**EXERCISE DIRECTIONS:** The answer is to be all of the data below, reproduced exactly.

----- DATA FOR THIS EXERCISE

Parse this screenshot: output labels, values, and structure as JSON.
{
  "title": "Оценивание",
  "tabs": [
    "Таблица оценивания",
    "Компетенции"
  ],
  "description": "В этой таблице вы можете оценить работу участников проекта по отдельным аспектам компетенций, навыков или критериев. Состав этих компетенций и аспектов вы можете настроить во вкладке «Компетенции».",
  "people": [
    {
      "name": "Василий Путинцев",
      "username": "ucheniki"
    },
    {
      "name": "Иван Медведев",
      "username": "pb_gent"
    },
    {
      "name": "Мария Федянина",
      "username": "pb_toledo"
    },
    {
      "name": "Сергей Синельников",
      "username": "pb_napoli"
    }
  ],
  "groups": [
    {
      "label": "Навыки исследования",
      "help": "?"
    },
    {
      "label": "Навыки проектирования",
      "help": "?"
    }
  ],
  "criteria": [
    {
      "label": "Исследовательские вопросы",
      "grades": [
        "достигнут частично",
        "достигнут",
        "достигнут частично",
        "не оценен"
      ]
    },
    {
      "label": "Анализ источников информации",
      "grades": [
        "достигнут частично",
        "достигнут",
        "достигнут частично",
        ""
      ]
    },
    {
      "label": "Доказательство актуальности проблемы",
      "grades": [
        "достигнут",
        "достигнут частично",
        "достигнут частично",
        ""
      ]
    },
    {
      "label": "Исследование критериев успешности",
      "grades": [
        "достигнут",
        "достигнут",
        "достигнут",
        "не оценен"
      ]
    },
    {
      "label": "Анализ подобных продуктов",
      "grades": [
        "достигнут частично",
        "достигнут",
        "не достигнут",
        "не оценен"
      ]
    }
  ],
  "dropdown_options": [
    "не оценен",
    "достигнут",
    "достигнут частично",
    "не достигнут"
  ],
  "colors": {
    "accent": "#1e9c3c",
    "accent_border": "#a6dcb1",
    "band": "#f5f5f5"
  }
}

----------

**RESPONSE:**
Parse this screenshot: output labels, values, and structure as JSON.
{
  "title": "Оценивание",
  "tabs": [
    "Таблица оценивания",
    "Компетенции"
  ],
  "description": "В этой таблице вы можете оценить работу участников проекта по отдельным аспектам компетенций, навыков или критериев. Состав этих компетенций и аспектов вы можете настроить во вкладке «Компетенции».",
  "people": [
    {
      "name": "Василий Путинцев",
      "username": "ucheniki"
    },
    {
      "name": "Иван Медведев",
      "username": "pb_gent"
    },
    {
      "name": "Мария Федянина",
      "username": "pb_toledo"
    },
    {
      "name": "Сергей Синельников",
      "username": "pb_napoli"
    }
  ],
  "groups": [
    {
      "label": "Навыки исследования",
      "help": "?"
    },
    {
      "label": "Навыки проектирования",
      "help": "?"
    }
  ],
  "criteria": [
    {
      "label": "Исследовательские вопросы",
      "grades": [
        "достигнут частично",
        "достигнут",
        "достигнут частично",
        "не оценен"
      ]
    },
    {
      "label": "Анализ источников информации",
      "grades": [
        "достигнут частично",
        "достигнут",
        "достигнут частично",
        ""
      ]
    },
    {
      "label": "Доказательство актуальности проблемы",
      "grades": [
        "достигнут",
        "достигнут частично",
        "достигнут частично",
        ""
      ]
    },
    {
      "label": "Исследование критериев успешности",
      "grades": [
        "достигнут",
        "достигнут",
        "достигнут",
        "не оценен"
      ]
    },
    {
      "label": "Анализ подобных продуктов",
      "grades": [
        "достигнут частично",
        "достигнут",
        "не достигнут",
        "не оценен"
      ]
    }
  ],
  "dropdown_options": [
    "не оценен",
    "достигнут",
    "достигнут частично",
    "не достигнут"
  ],
  "colors": {
    "accent": "#1e9c3c",
    "accent_border": "#a6dcb1",
    "band": "#f5f5f5"
  }
}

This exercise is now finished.